In the Media

Foreign criminal syndicates 'behind metal thefts in Britain'

PUBLISHED March 31, 2012

Authorities say the "serious" international criminal syndicates are likely behind attacks on the country's historic buildings, railways and national infrastructure.

Intelligence suggests gangs from Africa and China are stealing valuable metal to "finance and fund organised crime" while causing "serious harm" in Britain.

The Daily Telegraph has learned police are now investigating whether the gangs' "methodology" includes sending associates to Britain or instead forming lucrative partnerships with established local crime networks.

On Friday, it was disclosed that an operation involving dozens of officers from six forces, seized more than £500,000 worth of smuggled metal from ports along the east coast.

Sources involved in "Operation Chisel" say evidence has, for the first time, provided "proof of how the metal theft epidemic has now become a highly organised international operation".

In a series of intelligence-led raids, authorities recovered dozens of stolen cars, which had mostly been stripped down, caravans, a "large quantity of national infrastructure cable" and more than 1100 liquid propane gas (LPG) cylinders.

The investigation, headed by the Eastern Region Special Operation Unit (ERSOU), uncovered evidence to suggest the smuggled metal was bound for China, West Africa and India and Northern Cyprus.

Cargo containers were raided at ports in London Thamesport, Tilbury, Felixstowe, Harwich and Dover.

Meanwhile Calor Gas, the multinational company owned by the Dutch SHV Energy, said thousands of cylinders have been recovered from African countries including Nigeria, Ghana, Sierra Leone, Gambia and Tanzania.

Last year more than 200,000 gas cylinders were stolen across Britain by scrap metal thieves, costing the industry more than £9 million.

The cylinders are not only being melted down as part of wider operations in Africa to steal valuable metal in other items but are also sold commercially as a whole.

Officials say that unless they are treated with care by experts the cylinders could cause "devastation".

Det Insp Gary Brotherhood, the officer in charge of the ERSOU, said the smuggling operations were "clearly the work of serious and organised crime groups using this as a means to finance and fund organised crime".

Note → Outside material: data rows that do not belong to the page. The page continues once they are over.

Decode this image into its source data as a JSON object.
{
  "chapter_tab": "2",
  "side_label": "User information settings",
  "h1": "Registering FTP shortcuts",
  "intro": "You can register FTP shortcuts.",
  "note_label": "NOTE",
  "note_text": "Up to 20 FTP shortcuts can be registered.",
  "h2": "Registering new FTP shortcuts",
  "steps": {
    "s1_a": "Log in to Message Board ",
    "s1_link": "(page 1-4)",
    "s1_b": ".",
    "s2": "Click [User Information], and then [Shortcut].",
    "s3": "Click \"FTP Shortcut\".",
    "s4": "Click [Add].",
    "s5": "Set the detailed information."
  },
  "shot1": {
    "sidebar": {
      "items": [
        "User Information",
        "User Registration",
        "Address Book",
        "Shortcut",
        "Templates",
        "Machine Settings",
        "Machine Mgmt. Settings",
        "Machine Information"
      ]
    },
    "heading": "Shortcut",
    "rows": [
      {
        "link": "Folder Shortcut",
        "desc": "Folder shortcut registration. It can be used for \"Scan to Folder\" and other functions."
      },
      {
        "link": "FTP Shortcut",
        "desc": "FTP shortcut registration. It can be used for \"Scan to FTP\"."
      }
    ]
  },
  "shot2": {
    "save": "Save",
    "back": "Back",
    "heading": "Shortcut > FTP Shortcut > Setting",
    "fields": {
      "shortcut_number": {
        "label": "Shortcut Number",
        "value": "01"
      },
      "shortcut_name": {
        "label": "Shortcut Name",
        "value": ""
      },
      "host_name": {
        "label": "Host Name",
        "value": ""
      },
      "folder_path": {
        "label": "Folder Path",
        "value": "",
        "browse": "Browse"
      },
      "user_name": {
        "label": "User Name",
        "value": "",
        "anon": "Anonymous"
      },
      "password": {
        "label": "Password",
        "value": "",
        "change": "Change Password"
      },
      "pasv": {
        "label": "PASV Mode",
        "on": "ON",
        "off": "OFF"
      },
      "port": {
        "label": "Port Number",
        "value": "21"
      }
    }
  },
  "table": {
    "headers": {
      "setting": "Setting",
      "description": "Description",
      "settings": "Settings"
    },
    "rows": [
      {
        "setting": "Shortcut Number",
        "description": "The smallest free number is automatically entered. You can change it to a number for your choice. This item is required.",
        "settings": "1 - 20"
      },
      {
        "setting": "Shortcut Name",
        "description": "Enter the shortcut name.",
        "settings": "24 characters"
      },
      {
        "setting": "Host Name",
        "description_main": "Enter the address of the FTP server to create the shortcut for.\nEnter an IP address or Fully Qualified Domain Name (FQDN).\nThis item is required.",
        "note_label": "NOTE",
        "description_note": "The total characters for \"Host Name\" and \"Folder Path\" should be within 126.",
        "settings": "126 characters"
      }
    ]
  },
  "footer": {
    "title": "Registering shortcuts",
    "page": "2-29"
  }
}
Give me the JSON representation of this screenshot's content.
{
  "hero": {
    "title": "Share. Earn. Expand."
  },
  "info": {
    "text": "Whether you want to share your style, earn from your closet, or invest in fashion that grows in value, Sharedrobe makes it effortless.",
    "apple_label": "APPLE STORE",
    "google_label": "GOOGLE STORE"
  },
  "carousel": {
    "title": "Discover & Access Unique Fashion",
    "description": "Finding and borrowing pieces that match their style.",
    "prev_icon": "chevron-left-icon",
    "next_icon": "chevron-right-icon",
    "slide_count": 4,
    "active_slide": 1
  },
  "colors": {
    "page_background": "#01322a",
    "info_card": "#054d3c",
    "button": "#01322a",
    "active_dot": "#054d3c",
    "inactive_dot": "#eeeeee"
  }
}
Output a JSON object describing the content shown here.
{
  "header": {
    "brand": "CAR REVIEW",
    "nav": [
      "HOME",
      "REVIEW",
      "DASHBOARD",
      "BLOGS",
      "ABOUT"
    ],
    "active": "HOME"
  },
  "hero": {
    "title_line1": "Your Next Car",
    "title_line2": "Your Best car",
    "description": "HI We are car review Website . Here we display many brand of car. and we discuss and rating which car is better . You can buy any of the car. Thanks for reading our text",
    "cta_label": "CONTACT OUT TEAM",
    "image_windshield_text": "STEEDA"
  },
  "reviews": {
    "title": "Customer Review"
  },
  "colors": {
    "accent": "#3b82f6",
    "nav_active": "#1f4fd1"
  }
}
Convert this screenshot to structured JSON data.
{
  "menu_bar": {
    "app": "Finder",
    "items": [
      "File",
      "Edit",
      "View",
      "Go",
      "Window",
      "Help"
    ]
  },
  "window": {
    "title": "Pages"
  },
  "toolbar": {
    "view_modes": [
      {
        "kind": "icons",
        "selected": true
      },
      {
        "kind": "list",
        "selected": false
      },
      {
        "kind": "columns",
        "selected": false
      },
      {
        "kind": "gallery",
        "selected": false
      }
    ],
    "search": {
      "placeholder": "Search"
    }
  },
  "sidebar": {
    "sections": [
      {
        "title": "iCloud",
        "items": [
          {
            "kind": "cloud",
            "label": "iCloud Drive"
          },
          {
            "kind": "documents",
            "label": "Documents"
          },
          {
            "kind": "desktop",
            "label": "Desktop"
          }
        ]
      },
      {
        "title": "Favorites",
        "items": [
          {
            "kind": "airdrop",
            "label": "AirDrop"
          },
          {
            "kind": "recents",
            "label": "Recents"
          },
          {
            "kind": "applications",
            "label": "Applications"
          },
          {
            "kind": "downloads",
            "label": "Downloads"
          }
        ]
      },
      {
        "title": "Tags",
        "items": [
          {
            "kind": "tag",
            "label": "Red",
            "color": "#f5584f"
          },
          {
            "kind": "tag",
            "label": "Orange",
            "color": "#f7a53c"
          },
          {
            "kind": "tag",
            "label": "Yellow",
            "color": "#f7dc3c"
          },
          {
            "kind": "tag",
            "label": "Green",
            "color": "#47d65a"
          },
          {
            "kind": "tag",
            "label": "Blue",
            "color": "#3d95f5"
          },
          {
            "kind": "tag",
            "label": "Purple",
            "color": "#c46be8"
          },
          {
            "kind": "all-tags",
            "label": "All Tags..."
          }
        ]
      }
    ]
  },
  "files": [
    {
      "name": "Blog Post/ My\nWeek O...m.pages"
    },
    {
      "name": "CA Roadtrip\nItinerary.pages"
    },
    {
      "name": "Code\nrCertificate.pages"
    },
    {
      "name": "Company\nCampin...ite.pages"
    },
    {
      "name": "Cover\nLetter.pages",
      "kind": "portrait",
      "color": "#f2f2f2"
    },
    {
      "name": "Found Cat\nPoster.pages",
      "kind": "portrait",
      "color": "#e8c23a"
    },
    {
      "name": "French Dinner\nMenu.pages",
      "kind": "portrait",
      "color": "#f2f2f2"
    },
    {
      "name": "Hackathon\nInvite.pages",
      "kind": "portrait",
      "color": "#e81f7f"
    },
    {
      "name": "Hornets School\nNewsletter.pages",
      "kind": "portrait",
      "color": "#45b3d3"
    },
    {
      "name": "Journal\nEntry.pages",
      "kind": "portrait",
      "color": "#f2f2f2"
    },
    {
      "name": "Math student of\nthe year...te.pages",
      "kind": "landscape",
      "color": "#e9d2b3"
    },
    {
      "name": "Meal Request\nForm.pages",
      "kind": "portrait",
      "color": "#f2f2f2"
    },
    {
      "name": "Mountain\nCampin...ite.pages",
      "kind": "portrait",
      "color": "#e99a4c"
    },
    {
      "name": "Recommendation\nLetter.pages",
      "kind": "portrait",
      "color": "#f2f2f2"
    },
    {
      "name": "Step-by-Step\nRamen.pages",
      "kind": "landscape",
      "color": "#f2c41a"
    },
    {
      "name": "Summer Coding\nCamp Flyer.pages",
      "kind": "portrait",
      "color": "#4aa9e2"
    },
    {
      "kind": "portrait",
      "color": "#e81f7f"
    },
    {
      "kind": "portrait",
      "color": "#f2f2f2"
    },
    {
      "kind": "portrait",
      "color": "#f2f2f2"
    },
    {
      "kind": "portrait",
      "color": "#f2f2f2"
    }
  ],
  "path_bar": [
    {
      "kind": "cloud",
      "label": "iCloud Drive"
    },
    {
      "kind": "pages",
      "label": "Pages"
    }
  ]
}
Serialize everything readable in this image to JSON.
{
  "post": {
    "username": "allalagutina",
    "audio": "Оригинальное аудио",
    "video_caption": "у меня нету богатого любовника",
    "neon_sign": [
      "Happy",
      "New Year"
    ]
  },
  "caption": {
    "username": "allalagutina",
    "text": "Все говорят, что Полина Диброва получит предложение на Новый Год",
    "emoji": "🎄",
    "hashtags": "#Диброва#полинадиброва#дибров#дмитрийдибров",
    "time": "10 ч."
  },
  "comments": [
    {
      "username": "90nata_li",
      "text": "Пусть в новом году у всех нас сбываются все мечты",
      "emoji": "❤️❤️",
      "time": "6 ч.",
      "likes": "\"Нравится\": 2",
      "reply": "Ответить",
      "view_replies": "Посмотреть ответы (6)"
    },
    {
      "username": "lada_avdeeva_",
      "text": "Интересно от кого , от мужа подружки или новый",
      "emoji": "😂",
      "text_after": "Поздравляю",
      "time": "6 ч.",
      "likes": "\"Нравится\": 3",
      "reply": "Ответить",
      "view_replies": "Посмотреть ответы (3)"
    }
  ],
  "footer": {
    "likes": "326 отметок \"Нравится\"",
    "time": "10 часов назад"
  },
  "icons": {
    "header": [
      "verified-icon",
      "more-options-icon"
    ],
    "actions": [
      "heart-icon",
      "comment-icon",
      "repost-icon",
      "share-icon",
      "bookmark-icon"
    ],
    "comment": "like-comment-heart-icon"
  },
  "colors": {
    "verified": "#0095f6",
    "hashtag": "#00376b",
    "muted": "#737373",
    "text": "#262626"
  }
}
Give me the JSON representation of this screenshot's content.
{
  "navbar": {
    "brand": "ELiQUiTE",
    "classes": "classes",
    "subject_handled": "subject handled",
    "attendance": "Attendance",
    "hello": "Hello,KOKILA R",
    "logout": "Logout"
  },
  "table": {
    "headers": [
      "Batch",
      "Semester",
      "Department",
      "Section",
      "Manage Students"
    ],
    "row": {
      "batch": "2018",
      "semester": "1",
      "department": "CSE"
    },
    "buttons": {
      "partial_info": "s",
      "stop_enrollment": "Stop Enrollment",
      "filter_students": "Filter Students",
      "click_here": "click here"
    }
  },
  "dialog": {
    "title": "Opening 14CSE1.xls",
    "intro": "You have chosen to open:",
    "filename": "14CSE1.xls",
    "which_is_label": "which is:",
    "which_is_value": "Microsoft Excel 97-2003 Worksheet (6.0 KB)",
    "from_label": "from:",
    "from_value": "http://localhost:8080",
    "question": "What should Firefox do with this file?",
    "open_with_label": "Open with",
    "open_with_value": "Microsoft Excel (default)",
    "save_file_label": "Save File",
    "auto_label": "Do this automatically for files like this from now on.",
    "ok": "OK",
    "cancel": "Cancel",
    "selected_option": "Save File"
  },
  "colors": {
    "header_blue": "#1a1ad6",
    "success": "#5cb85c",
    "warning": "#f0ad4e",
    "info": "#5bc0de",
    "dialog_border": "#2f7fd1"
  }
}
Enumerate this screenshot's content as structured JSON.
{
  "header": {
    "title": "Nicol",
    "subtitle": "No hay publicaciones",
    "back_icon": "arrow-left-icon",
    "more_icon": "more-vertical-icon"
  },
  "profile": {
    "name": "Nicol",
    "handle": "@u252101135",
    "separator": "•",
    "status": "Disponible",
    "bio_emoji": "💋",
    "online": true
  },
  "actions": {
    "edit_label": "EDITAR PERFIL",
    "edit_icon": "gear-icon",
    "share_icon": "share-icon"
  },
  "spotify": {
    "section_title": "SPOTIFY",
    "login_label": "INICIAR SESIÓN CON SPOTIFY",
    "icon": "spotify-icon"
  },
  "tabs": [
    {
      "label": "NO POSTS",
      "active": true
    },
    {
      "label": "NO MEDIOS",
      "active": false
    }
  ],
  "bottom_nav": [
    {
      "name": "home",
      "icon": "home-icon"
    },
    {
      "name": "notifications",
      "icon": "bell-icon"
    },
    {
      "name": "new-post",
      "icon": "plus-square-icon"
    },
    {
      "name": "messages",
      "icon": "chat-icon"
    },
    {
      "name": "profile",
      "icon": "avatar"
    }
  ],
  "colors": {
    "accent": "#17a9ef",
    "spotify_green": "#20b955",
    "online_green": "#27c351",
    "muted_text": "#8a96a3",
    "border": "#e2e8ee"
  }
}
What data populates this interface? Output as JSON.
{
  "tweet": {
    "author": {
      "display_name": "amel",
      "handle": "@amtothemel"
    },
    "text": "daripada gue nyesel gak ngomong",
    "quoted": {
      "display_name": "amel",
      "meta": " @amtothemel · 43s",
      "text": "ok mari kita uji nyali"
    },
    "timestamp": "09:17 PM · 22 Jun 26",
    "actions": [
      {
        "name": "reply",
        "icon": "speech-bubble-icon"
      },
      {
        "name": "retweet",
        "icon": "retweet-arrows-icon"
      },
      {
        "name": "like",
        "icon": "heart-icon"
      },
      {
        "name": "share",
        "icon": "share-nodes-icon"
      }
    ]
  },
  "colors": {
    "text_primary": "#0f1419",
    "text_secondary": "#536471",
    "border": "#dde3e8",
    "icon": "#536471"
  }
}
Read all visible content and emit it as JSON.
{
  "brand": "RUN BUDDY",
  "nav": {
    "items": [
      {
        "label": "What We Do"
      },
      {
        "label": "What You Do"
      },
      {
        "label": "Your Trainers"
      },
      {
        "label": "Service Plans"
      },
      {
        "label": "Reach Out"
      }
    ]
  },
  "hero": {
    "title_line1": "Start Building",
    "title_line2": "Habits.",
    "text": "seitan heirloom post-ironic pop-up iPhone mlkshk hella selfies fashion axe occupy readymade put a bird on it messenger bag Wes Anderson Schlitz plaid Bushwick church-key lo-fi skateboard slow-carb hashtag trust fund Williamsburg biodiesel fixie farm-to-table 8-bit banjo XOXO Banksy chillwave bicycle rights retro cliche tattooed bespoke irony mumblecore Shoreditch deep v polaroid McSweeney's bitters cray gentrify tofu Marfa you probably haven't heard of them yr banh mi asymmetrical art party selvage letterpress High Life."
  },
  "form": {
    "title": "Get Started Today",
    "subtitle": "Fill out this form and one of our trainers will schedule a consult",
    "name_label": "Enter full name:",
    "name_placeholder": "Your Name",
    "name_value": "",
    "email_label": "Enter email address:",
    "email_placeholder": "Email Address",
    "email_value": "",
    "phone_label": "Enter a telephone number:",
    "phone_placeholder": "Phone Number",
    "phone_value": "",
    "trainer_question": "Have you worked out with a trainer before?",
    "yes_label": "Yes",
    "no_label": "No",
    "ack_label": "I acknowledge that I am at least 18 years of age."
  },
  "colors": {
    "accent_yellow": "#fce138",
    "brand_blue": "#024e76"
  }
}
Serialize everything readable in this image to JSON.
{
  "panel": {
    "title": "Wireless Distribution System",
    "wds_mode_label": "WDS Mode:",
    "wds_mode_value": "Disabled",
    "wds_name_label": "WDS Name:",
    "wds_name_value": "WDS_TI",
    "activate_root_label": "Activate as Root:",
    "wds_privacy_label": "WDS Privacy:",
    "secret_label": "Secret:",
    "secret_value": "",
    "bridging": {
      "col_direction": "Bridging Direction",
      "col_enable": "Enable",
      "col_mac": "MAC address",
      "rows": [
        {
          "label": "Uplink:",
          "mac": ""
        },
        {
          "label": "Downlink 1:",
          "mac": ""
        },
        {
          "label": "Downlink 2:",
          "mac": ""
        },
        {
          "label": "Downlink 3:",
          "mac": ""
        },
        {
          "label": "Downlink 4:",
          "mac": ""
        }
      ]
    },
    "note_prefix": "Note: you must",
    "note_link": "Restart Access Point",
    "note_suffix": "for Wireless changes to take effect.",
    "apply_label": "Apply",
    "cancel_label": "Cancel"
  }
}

"These groups, based in this country and also overseas, are interested in making money from the commodities that have been shipped there," he told The Daily Telegraph.

"Metal theft is a very lucrative market and these organised crime groups will then target these commodities... either to fund other criminality or for profit.

"The shipping routes that have been identified we believe are linked to organised criminals networks in the UK as well as countries where these items were going to. We think there has to be a local market demand for these commodities."

He added: "It is fair to say that the theft of cables has been prolific and we are going to target these gangs who believe they can steal and cause disruptions here.

"This investigation will have significantly disrupted sophisticated criminal networks."

The UK Border Force (UKBF) commissioned Operation Chisel, which involved officers from Norfolk, Bedfordshire, Cambridgeshire, Essex, Hertfordshire and Suffolk police forces.

The government agency, formerly known as the UK Border Agency, supplied "cutting edge technology" as well as intelligence on international smuggling for the operation which undertaken over the past few months.

Officials from Her Majesty's Revenue and Customs, the Maritime and Coastguard Agency and Environment Agency are also involved in the ongoing operation as investigations continue.

Evidence is to be sent to national intelligence databases at the Home Office and the Serious Organised Crime Agency, which is also involved in the operation.

Authorities say any arrested criminals caught smuggling gas cylinders could face charges including shipping of dangerous goods.

Bill Form, the Border Force Assistant Director for Central Region UK, said authorities were determined to crack down on the illegal operations.

"Where international crime gangs are involved, we are determined to stop these goods being smuggled out of the UK.

Paul Blacklock, Calor's head of strategy, said the company had noticed a marked "escalation" in the thefts involving its goods.

Over the past year thefts of cylinders has cost the company more than £4.5 million, with more than steel gas cylinders being stolen.

"For a long time we have suspected that many … cylinders were disappearing, not just into the illegal scrap trade but also as part of a more organised criminal underworld," he said. "What these criminals are doing is highly dangerous."

Official figures have shown that more than 1,000 metal theft offences are occurring every week in Britain.